Today I am thinking about life and death, and the space between, the crack. The day started off calmly enough as we started our hike up Paradise Canyon.
The wind was blowing hard and cold this morning but it was sunny. Paradise has some nice sandstone walls and a trickle of a creek. Not my idea of Paradise but pretty enough. After about seven miles, we intersected a dirt road which takes us west across Four Mile Bench and through the Cockscomb.
We have been hiking this road since mid morning.
My thoughts and emotions go with the wind as it picks up swirling off in a dust devil. Last year on this day I had been up all night, holding my Dad’s hand, as he transitioned in and out of coherent thoughts. He was in a hospice bed, a portable one, in the living room of my parents house. “I’m sorry I didn’t take care of death benefits for you kids” he would say one moment. “That’s OK Dad, we’ll be alright,” I told him. He squeezed my hand. The next moment he was talking about being on an airplane, with a basketball team from Notre Dame. I’ve heard people often dream they are traveling when they near death. My Dad was on a plane. His journey into the crack; the transition. The space between.
The hospice nurse came over to administer morphine and my Dad smiled a big smile; he was so happy to see that she was on the plane too. Equality and being inclusive had always been important to him. His plane and journey included all people; and a basketball team. I was just happy to see him smiling and not suffering.
By morning he was unconscious and my Mom and family gathered around his bed and we told stories of camping and backpacking trips and laughed about the fun times we had as kids. At this point he could no longer squeeze my hand or open his eyes. He started moaning in an agitated way and the hospice nurse came over and said “stop it, you are upsetting him.” I caught a tear with my finger coming out of his eye, and wiped it off his face. Maybe we should have been singing lullabies instead telling stories. I am still haunted by this. Several hours later he was gone, slipping through the crack between life and death.
It is mid afternoon and we are walking into a huge storm front.
We are prepared for rain and bad weather but this storm presents us with a tough decision. Tomorrow we are supposed to hike through our own crack. Only ours is called Round Valley Draw, a slot canyon that forces all the rain water above it through its narrow orifice. Slot Canyons are significantly deeper than they are wide and can be deadly. Three years ago, Keyhole Canyon in Zion National Park filled with raging water in a instant killing seven people. Slot canyons “flash” and fill with water so quickly and when you are in them, there is no escape. A slot flashing is like a petulant child throwing a temper tantrum as mud, sand, water and debris is forced through the neck in the hourglass of time. A deadly crack.
So as the storm builds and the temperature drops by about 20 degrees Ray and I discuss our options:
(A) Take a chance and go into Round Valley Draw.
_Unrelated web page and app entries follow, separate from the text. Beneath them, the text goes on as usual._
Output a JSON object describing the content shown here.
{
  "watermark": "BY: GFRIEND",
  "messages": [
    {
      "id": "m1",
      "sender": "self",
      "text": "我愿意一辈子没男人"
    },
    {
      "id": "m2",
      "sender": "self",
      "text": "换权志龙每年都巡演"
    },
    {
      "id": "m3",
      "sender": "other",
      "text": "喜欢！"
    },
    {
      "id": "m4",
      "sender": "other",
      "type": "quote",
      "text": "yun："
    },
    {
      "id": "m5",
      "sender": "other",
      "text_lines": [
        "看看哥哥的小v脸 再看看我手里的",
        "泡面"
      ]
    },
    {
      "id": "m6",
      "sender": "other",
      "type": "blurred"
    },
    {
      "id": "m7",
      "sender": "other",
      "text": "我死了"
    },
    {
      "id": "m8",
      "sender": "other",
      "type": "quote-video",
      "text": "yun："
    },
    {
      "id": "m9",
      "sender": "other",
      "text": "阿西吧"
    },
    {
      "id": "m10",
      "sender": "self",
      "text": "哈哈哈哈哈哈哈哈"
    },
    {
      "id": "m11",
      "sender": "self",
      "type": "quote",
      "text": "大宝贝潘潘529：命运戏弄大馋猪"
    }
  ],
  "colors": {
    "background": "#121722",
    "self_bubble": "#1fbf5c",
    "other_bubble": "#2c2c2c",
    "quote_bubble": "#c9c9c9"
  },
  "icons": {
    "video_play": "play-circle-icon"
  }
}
If we make it ok, we get to hike through Hackberry Canyon which is supposed to be beautiful and I have been looking forward to it the whole trip. Downside: sure death if Round Valley Draw flashes and right now the watershed is getting pounded with rain.
(B) Try and hitch a ride down Cottonwood Wash road to our car which is about 32 miles away. Skip or come back and do this section later. Downside: hitchhiking is always a risk and an unknown.
(C) Wait a day to see if the if the weather clears up and then hike Round Valley Draw. Downside: if the drainage has flashed, there could be some serious mud to deal with and we will be behind schedule which is challenging because of the difficulty getting permits for the Grand Canyon.
(D) Hike the Cottonwood Wash Road instead to Paria Canyon and the rest of the way down Paria to the car. Downside: not as pretty and we would miss Hackberry Canyon but it is a safe alternative.
(E) See if we get reception and ask Siri what to do.
We hike over the Cockscomb and by this time, it is snowing and blowing so hard that it bats us around. I am glad I have a backpack to keep me on the ground. We decide to camp near Grosvenor Arch.
By now, we are getting 50 mph wind gusts and it is getting frigid. As we quickly get the tent up and throw everything in it we are still discussing what to do. It is like a board or video game, only it is real life with deadly consequences. What would you do?